Tuesday, April 20th, 2010
With river-adjacent seating, charming exposed-brick walls, and sunny windows, Wild Goat Bistro is real-estate gold for lunchtime and post-theater dining. Espousing a commitment to locally-sourced ingredients and approachable Mediterranean-influenced dishes (pizza, burgers, salads and heartier evening entrees) its got broad potential.
The kitchen, however, still needs some gentle herding.
Housed in the former Sooze Wine Bar location there are some solid menu picks at Wild Goat, especially at lunch. Thin and crispy pizzas lead the charge: “In Season” ($11.75) is an oft-changing featured pizza we had with pear, gorgonzola and arugula. Served on wooden boards, it’s picture perfect. A steak-and-potato topped pizza (The Rancher, $12.50) missed the mark not with flavor, but presentation: Biting into a slice with long vertical strips of steak can make for embarrassing (and messy) cheese-meets-steak-meets-chin slapping.

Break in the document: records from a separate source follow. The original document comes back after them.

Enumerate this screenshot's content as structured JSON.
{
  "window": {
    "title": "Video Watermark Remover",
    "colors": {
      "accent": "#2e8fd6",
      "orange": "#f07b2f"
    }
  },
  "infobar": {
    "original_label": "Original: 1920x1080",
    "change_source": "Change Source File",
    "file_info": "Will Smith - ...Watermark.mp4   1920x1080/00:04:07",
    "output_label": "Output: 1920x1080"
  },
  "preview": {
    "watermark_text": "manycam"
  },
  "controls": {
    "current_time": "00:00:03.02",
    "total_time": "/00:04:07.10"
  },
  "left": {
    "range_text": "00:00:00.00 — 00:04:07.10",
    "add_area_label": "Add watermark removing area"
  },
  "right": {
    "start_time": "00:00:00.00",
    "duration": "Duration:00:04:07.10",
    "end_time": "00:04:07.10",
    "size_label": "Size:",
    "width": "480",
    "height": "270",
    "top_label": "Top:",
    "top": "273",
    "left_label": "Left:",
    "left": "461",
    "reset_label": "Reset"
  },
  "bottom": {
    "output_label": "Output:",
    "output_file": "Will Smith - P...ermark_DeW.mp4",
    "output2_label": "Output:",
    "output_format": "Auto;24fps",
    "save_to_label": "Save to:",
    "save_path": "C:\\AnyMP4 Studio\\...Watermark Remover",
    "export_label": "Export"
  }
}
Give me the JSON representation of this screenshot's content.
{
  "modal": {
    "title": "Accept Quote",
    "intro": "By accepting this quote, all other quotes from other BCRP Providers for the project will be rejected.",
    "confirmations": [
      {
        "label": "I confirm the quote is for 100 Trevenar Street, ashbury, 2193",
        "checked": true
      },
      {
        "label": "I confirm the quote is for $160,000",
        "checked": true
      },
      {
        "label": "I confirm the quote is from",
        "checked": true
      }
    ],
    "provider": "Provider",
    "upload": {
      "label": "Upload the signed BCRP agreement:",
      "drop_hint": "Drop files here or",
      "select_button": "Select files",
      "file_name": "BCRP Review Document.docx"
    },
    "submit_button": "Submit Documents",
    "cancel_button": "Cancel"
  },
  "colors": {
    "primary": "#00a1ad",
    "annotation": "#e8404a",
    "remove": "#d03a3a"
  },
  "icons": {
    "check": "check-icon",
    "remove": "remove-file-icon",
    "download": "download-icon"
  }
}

Salads are also tasty: The springy Cobb ($12.50, also available in half-orders) hits all the right notes with its lighter take on the classic and is enough for two to share easily. The restaurant serves up a few heartier entrees in the evenings, along with many of the lunchtime fare, including seasonal fish, The Petaluma Burger (grass-fed Niman ranch beef) and pasta. Cakes are sweet and rustic, housed on covered cake plates along the counter. Charm-points.
But the devil’s in the details. Mismatched thrift-store-esque dishes are only quaint when they’re ironic or in a dorm room. Neither of which they are here. Fancy plating techniques can become classic fails in over-ambitious hands: Water crackers stuck into a hunk of chevre is giggle-worthy (though the toasted slice of baguette in a wire basket impressed). Potato wedges are best left on the plate rather than teetering over my burger. Flavor pile-ups (tomatoes, balsamic vinegar, olive tapenade and goat cheese) distract. Both of my dining partners looked on horrified when a plastic Heinz squeeze bottle of ketchup was thunked on the table. Fine at a diner. Not when we’re the bill is going to be over $60.
Overall, minor faux pas…but restaurants are in the business of appealing to all the senses and mangled details detract from the otherwise well-crafted experience.
Just out of the gate, Wild Goat has good intent, but like any gal trying to impress, sometimes needs a quick look in the mirror. Remove a few overly ambitious-accessories and invest in some foundation pieces. Because simple, confident and classic is often the best way to go.
Wild Goat Bistro, 6 Petaluma Blvd N, Ste A5 (in the Great Petaluma Mill), Petaluma, (707) 658-1156. Lunch from 11:45am to 3pm daily, Dinner from 5 to 9pm Sun-Thursds; 5 to 10pm Fri, Sat. Live music Friday and Saturday from 7 to 9:30pm.